This summer, my 9-year-old Cameron had a blast at Camp Carpenter in Manchester, New Hampshire, where he participated in a week-long overnight Cub Scout program with some of his friends from our local Cub Scout Pack.

Cameron's positive experience did not come as a surprise to my wife Erica and I. What boy his age wouldn't like a camp experience that prides itself on its ability to offer activities like archery, swimming, boating, arts and crafts, BB gun shooting sports, field sports and nature, combined with the added bonus of sleeping in tents with your friends surrounded by a beautiful lake?

What surprised us most was not that he had a good time, but at what he identified as the positive experiences from his time at the camp. Describing it in a way that you would expect from a 9-year-old boy, Cameron valued most the time he had to explore new ideas, new activities and new experiences in a safe and supportive environment. As he put it, "We learned how to learn for ourselves, and it was fun."

There were no standardized tests. There were no formal lesson plans. There was, however, a focus on academics — reading, science and mathematics to be exact. There were focuses on inquiry, problem-solving and collaboration. There was time for self-reflection. There was time for interdisciplinary learning.

As with any good summer camp program that millions of American children participate in each summer, the experienced was personalized, and it was both meaningful and relevant for all. It is unfortunate that all children don't have the opportunity to participate in summer camp, but perhaps there are ways for schools to bring the best of summer camp into the programming that is available for all children.

Getting Smart's Jeff Wetzler explored this idea in a recent blog, "What REALLY Motivates Learners: Lessons From Science and Summer." Reflecting on his own experiences as a camper and then camp counselor, he wrote, "As with many camps that rely on young, inexperienced staff, the instruction was fine but not the secret sauce. Rather, I believe the main reason my fellow campers and I were able to learn so much was that we were wildly motivated to show up year after year, to put in effort, to take chances, challenge ourselves and to persist over and over again, even when we stumbled."

He went on to write, "Clearly, schools and camps have somewhat different objectives (and different formal accountability pressures, which matters), but they both have the potential to foster deep learning, and increasingly the areas of focus overlap. So what is it that schools can learn from the best camps about how to wildly motivate kids?"

Here is what he came up with:

  1. Give learners agency to choose learning topics and methods that have inherent value to them.
  2. Help learners grow their sense of self-efficacy by publicly recognizing when they strive hard through authentic, mastery-based progressions.
  3. Get out of their way — trust learners to have unstructured time and to use it in ways that support their learning.
  4. Deliberately nurture a sense of belonging and positivity.

This is not a new idea.
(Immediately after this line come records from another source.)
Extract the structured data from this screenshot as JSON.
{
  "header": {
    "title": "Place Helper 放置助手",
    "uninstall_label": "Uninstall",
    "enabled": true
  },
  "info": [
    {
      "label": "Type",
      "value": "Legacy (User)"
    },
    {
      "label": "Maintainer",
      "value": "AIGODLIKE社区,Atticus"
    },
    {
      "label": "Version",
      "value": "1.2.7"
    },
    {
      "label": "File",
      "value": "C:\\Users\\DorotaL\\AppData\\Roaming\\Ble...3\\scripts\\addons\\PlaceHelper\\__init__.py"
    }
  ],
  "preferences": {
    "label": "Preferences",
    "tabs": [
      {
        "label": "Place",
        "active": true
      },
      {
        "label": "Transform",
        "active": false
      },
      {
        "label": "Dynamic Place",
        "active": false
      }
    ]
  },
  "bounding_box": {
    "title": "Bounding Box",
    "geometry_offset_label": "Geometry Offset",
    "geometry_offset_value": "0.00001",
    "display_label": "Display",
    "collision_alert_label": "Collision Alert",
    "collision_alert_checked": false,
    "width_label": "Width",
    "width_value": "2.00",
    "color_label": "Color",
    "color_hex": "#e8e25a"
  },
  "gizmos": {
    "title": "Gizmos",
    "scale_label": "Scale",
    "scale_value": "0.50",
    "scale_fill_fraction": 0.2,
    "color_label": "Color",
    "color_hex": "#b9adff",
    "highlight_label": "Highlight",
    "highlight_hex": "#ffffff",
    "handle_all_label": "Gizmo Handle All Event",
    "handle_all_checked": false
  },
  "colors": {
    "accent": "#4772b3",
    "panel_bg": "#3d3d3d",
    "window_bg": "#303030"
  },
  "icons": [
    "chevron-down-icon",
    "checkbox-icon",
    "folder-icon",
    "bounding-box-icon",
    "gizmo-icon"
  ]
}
In a New York Times parenting blog back in 2012, author Barbara Rowley attributed the success of the summer camp experience to its ability to provide a fun and happy experience for all involved. She wrote, "For schools to be more like camp — to be more fun — our education establishment has to put emphasis on hiring positive-minded staff and preaching the importance of exuding happiness in the classroom as well as making the necessary changes in the work environment that will make their happiness genuine."

The American Camp Association's Audrey Monke, in an article on this same topic, wrote: "My dream is for my kids to attend a school they love as much as they love camp. But for that to happen, schools need to have a different culture and focus." She identified three ways that schools could do this:

  1. Focus on relationships, team building and goal setting.
  2. Foster social skills.
  3. Practice hands-on, active learning by doing.
  4. Promote a positive culture.

Schools could learn quite a bit from this by simply getting back to the basics building relationships, providing opportunities for choice and voice, and recognizing that at the end of the day, the most effective thing a school can do to promote learning is to engage children by meeting them where they are. If summer camps can do it, so can schools.